And as with their PC counterparts, Mac Trojans are becoming more sophisticated and stealthy, frequently designed to steal information and evade antivirus software. This means that as Mac's market share further grows well into the double digits, users can only expect to see more Trojans, worms and other Web-based threats taking over their favorite machines.

"The main danger for Mac comes not from the operating system but it comes from the behavior of the user," said David Perry, director of global education for Trend Micro. "Falling for bad phishing Web sites, responding to ads on Craigslist -- that is enough so that the end user requires additional protection."

Er, no. In fact, the company's historic lack of emphasis on security issues has left Apple vastly underprepared to deal with the barrage of anticipated Mac malware coming down the pike. Experts contend that Apple lacks the necessary manpower to create and test patches on a monthly basis and still needs the extensive specialized team needed to develop significant changes to Mac OS X internals that would make the platform more resilient to sophisticated malware attacks. And security experts also emphasize that Cupertino needs to stay on top of security issues in its open source projects and third-party components.

However, Apple appears to be trying. In light of a groundswell of Mac OS X malware, Apple recently hired its first security guru, the former head of security architecture at One Laptop Per Child (OLPC) Ivan Krstic, to oversee the security division at Apple.

Not necessarily, security experts say. This is simply due to the fact that there still isn't the necessary volume of vulnerabilities to warrant a monthly update cycle. However, experts agree that Apple could definitely stand to address security bugs in a more timely manner. After all, there are more efficient ways to repair vulnerabilities than with a patch that averages 70 to 80 fixes every few months.

Meanwhile, Apple scrambled to repair a six-month-old critical Java vulnerability this spring after -- but only after -- researcher Landon Fuller published a proof of concept exploit exposing the flaw six months after it was first detected. Yowza.
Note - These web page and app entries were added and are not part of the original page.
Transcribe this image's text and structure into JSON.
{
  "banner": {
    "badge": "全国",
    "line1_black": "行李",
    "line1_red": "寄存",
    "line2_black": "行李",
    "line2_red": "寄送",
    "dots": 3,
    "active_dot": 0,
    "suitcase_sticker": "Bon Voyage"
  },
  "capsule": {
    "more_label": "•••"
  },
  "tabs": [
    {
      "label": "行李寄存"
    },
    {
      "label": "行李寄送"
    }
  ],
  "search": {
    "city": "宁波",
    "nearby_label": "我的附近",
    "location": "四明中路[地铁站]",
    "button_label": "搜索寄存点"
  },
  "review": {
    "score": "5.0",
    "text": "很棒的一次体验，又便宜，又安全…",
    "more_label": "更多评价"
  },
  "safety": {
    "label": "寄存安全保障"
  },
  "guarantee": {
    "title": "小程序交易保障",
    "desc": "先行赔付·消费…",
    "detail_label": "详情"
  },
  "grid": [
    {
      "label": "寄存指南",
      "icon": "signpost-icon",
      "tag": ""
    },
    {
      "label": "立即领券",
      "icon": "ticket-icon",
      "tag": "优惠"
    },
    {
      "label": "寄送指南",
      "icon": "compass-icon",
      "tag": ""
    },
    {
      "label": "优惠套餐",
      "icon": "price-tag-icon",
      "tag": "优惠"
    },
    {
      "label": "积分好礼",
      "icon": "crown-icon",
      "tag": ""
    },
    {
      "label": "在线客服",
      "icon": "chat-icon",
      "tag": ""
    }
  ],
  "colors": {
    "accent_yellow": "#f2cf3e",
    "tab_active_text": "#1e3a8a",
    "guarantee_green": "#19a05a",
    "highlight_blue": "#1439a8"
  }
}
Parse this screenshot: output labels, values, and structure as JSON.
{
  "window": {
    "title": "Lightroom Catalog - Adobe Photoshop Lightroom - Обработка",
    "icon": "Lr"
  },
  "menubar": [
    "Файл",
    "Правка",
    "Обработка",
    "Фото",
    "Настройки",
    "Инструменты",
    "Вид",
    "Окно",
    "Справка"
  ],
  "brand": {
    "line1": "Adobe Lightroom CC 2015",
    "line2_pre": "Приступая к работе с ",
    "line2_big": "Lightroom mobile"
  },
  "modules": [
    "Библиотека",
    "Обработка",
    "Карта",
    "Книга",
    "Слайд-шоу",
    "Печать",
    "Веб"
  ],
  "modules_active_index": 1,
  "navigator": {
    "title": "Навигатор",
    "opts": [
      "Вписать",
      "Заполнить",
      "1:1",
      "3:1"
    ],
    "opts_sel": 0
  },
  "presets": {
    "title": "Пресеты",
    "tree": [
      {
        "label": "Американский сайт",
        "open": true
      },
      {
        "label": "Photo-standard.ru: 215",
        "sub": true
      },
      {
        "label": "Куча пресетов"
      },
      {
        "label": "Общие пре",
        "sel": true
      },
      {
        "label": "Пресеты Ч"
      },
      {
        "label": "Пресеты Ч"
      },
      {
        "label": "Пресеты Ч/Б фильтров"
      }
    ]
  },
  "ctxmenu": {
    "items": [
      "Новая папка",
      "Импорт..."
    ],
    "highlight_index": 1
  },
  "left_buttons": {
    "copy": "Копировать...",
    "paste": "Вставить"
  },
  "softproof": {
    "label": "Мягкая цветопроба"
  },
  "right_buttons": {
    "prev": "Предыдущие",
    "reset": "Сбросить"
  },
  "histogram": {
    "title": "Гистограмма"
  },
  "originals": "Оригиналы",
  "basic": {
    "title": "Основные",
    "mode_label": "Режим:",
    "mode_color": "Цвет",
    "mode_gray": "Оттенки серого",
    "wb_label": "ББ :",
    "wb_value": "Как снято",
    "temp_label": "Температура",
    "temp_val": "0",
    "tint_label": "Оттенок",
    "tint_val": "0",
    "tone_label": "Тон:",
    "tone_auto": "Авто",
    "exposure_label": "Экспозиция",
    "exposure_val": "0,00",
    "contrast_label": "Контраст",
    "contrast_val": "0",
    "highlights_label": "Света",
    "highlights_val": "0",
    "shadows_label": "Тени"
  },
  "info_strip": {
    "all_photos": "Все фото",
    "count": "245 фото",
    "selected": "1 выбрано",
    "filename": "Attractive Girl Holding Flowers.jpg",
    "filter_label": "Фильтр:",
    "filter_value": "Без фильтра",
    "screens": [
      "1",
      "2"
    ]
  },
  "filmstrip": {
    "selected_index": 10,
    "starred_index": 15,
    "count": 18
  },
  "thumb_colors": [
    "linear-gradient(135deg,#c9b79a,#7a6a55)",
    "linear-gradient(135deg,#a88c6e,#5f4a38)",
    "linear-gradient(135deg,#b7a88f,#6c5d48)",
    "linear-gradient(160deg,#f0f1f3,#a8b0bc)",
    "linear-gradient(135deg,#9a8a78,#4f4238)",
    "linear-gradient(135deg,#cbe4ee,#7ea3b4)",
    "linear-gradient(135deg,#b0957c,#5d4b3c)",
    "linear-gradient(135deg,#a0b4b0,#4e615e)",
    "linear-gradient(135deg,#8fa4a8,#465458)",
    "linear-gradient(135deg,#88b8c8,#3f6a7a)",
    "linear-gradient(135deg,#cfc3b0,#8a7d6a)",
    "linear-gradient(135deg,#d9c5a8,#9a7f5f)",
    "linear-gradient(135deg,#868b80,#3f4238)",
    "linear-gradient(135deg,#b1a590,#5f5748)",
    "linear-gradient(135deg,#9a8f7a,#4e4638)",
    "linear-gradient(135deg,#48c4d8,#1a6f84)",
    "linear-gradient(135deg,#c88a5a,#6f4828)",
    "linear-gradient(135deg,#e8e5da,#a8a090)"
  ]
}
However, Apple will likely consider a more frequent patch cycle as malware authors more frequently find ways to launch attacks that exploit its vulnerabilities.

Actually, some of the first and most destructive viruses were initially written for Mac, experts say -- back in the 1980s when Mac still had sizable market share. Viruses for Macs dropped significantly in the mid 90s, along with Mac's market share and credibility in the marketplace. But the viruses have since experienced a resurgence as Mac gained popularity after 2001 with its Tiger, Leopard and now Snow Leopard operating systems.

Granted, the number of Trojans and worms targeting the Mac platform does not even come close to the number for Windows platforms. That said, some of the current malware is pretty destructive. Last year a Mac Trojan swept from machine to machine, forcing users to download bogus antivirus software. Earlier this year, Mac users were pummeled with two variants of a Mac-only iServices Trojan distributed via pirated versions of Apple's productivity suite iWorks and cracked Adobe Photoshop CS4 applications. The Trojans later developed into a full-fledged global botnet that infected more than 40,000 Macs. And experts say that Mac users can expect to see more drive-by and browser attacks.

Here's the thing -- experience is always the best teacher. Unlike PC owners, Mac users are simply not used to dealing with rampant malware, experts say. As a result, Mac users are much more likely than their Windows counterparts to underprotect their machines, or not protect them at all. PC owners acknowledge, in fact expect, that their machines will be riddled with security flaws, which leaves them susceptible to all kinds of malicious code. If their PCs are a little slow or erratic, most will simply download that antivirus upgrade they had been meaning to install and go about their day. Not so Mac owners, who often assume that they're perfectly safe, even when they're not. So the upshot is, Mac owners don't know what they don't know. And that could likely be the biggest mistake of all.